"It's just a shame.

"I've worked just as hard and can't follow the career I want to do.

"My mum's really upset as well.

"She wants the best education and career for me but it's just backfired - everybody's stressed out.

"All my predicted grades are As and Bs, so the exams shouldn't be a problem. I try my best."

Fees at the University of Edinburgh would stack up to £27,000 a year, according to the family, while Edinburgh Napier University fees were said to be 'around £15,000 a year'.

Mr McCormack, 44, said: "There's a number of complications.

"The main problem seems to be the visa application process.

"It's taken an entire decade, despite the fact that she's settled here and is completing her schooling here.

"I've done as much as I could by speaking to universities in terms of overturning the decision but it seems to be quite black and white, 'it's not completed so we can't do anything'.

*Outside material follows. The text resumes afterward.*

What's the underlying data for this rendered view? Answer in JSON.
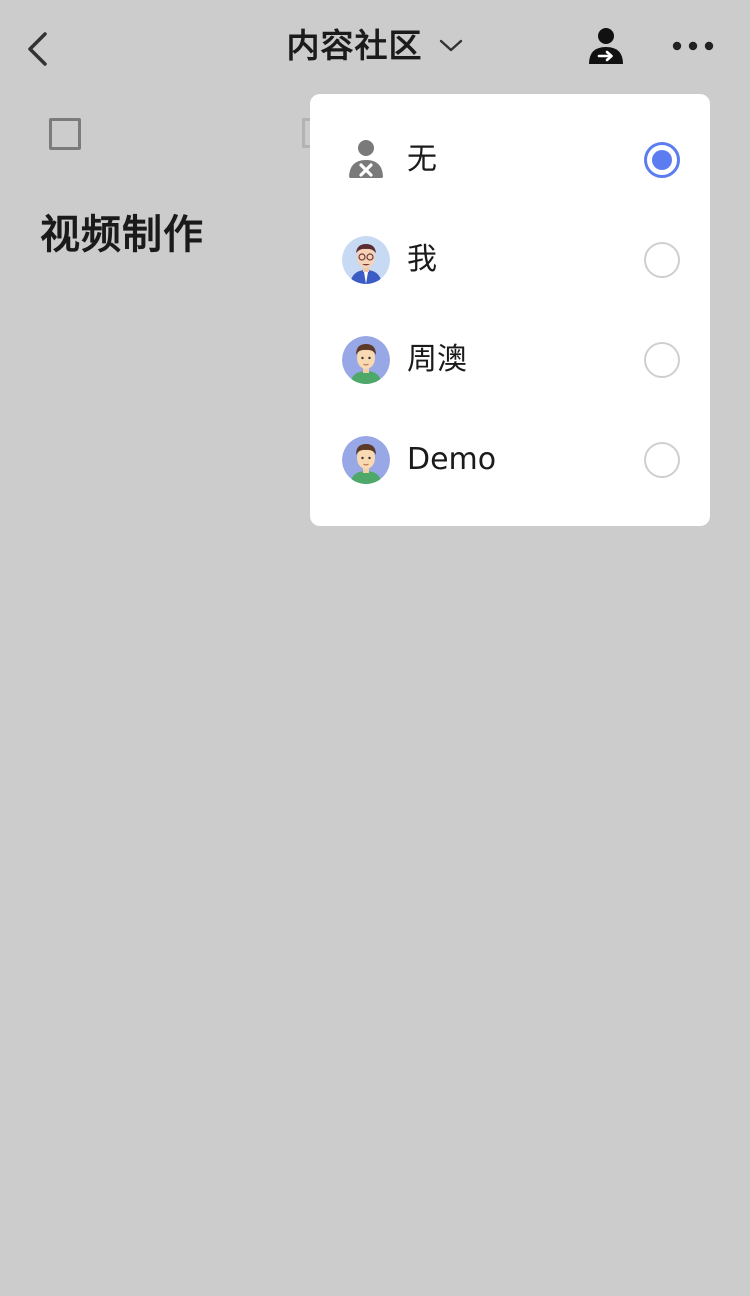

"It's called a settled status and started it in 2014.

"It used to take three to five years maximum, but we've been caught up in this trap where it's taking double the time.

"It's quite frustrating and it's going to have an effect on her education.

"She wanted to do her architectural course but now she's having to look at other things.

"She has the qualifications.

"She got unconditional offers from Edinburgh and Napier."

Having unsuccessfully appealed to the universities, Mr McCormack has arranged a meeting with local MP Allan Dorans to discuss Ms McCormack's case.

The family are also hoping Ms McCormack could get accepted for a scholarship, which would mean they wouldn't have to shell out tens of thousands in tuition fees.

Mr McCormack said: "When the unis came back to us they said they could only accept them as an international student.

"That was just in the last few weeks.

"Edinburgh want £27,000 a year and Napier want around £15,000 - it's mental.

"The fact we need to wait this long for settled status is bonkers.

"I've managed to contact some politicians to see what other options we have.

"I've got two mortgages and myself and her mother both work.

"Bota has two part-time jobs alongside her schooling and also has a national insurance number.

"I don't know why it's affecting us to this extent.

"The next step is to apply for scholarships or apply to SAAS to see what funding we can get."

The Home Office has been approached for comment.